The musical part of the film has some lavish musical numbers that appear very typical of Ziegfeld's productions, although the famous showman had nothing to do with this movie. Besides the pre-Busby Berkeley dances in which the people in the chorus descend a staircase and then proceed to dance on the stage in a straight line with the camera either focusing on the dancer's feet or costumes but seldom both, there are some rather inventive numbers. One involves the dancers performing with some giant pinwheels raised in the background. Another one has the performers dressed as spiders that first sing while raised on a giant spider web, then some of them climb down and perform the rest of the act on stage. The odd staging and costumes in the musical numbers just add to the surrealistic mood of Gabbo's growing insanity.
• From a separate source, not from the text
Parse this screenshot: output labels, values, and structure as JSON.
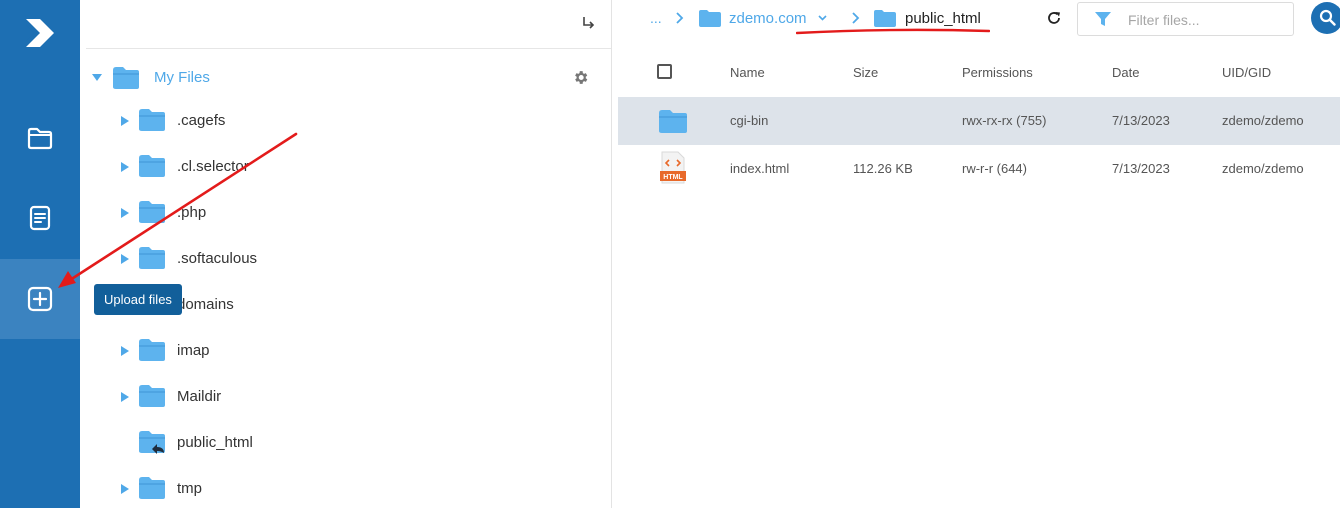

It seems that since Otto's speech and motion are not figments of Gabbo's imagination, that perhaps Otto's personality is the "human side" of Gabbo. Otto is what Gabbo would be like if he was less self-involved. Mary seems to hint at this several times early in the film when she says that the only kind words Gabbo ever said to her came from Otto. At the end of the film, after Mary makes clear to Gabbo she will never return to him and why, Otto never moves or speaks again. It is as though Otto's lifelessness shows that any remaining humanity in Gabbo has burned out for good. Erich Von Stroheim was particularly good as Gabbo. Being both a director and an actor himself in both the silent and talking era might have helped him in this. If you are interested in obscure early talkies, I'm sure you'll like this movie. Just be prepared for the less than stellar audio and video quality. This movie has not been restored, so you have to deal with the typical technical problems of the early talkie era."